But sometimes life is not so nice.  Say for instance we study the cohomology groups of configuration spaces of points of n distinct ordered points on some nice manifold M.  As one does.  In fact, let’s fix an index i and a coefficient field k and let V_n be the vector space H^i(Conf^n M, k.)

(In the imaginary world where there are people who memorize every word posted on this blog, those people would remember that I also sometimes use Conf^n M to refer to the space parametrizing unordered n-tuples of distinct points.  But now we are ordered.  This is important.)

For instance, you can let M be the complex plane, in which case we’re just computing the cohomology of the pure braid group.  Or, to put it another way, the cohomology of the hyperplane complement you get by deleting the hyperplanes (x_i-x_j) from C^n.

This cohomology was worked out in full by my emeritus colleagues Peter Orlik and Louis Solomon.  But let’s stick to something much easier; what about the H^1?  That’s just generated by the classes of the hyperplanes we cut out, which form a basis for the cohomology group.  And now you see a problem.  If V_n is H^1(Conf^n C, k), then the sequence {V_n} can’t be stable, because the dimensions of the spaces grow with n; to be precise,
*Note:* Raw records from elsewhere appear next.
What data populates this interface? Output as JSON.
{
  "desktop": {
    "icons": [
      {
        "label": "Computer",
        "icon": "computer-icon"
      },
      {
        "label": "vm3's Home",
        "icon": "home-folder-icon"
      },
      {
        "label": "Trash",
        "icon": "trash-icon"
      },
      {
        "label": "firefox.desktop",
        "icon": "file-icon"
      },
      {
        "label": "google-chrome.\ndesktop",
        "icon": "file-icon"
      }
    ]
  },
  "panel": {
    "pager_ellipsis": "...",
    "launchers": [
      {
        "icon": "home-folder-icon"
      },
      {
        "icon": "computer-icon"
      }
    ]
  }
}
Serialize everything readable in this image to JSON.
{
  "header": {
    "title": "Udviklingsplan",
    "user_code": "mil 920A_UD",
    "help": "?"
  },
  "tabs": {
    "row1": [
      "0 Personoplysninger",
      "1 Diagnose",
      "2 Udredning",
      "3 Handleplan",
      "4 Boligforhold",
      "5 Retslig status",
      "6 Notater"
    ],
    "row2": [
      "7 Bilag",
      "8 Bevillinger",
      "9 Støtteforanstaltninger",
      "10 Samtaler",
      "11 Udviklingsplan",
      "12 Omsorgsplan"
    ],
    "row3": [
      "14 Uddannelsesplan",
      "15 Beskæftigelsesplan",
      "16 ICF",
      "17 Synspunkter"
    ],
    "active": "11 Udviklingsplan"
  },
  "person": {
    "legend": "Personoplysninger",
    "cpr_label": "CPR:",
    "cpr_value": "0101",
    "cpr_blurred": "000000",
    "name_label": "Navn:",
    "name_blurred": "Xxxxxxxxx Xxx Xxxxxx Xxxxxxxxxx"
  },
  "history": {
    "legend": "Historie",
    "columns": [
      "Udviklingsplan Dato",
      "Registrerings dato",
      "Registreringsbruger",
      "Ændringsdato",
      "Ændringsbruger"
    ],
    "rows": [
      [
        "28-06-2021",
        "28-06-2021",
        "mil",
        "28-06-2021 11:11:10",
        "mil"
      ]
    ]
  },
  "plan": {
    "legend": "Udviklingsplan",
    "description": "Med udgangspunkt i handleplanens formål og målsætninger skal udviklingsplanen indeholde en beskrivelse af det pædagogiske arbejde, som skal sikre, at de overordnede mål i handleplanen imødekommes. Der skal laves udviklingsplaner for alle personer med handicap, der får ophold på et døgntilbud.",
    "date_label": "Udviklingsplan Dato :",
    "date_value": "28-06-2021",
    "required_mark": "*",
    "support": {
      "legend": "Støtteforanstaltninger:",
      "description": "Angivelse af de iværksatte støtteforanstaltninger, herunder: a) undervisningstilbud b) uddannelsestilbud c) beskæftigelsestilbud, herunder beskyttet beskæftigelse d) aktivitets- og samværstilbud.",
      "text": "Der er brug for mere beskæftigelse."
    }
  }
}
dim V_n = (1/2)n(n-1).

But all isn’t lost.  As Tom and Benson explained last year in their much-discussed 2010 paper, “Representation stability and homological stability,” the right way to proceed is to think of V_n not as a mere vector space but as a representation of the symmetric group on n letters, which acts on Conf^n by permuting the n points.  And as representations, the V_n are in a very real sense all the same!  Each one is

“the representation of the symmetric group given by the action on unordered pairs of distinct letters.”

Of course one has to make precise what one means when one says “V_m and V_n are the same symmetric group representation”, when they are after all representations of different groups.  Church and Farb do exactly this, and show that in many examples (including the pure braid group) some naturally occuring sequences do satisfy their condition, which they call “representation stability.”

So what’s in the new paper?  In a sense, we start from the beginning, defining representation stability in a new way (or rather, defining a new thing and showing that it agrees with the Church-Farb definition in cases of interest.)  And this new definition makes everything much cleaner and dramatically expands the range of examples where we can prove stability.  This post is already a little long, so I think I’ll start a new one with a list of examples at the top.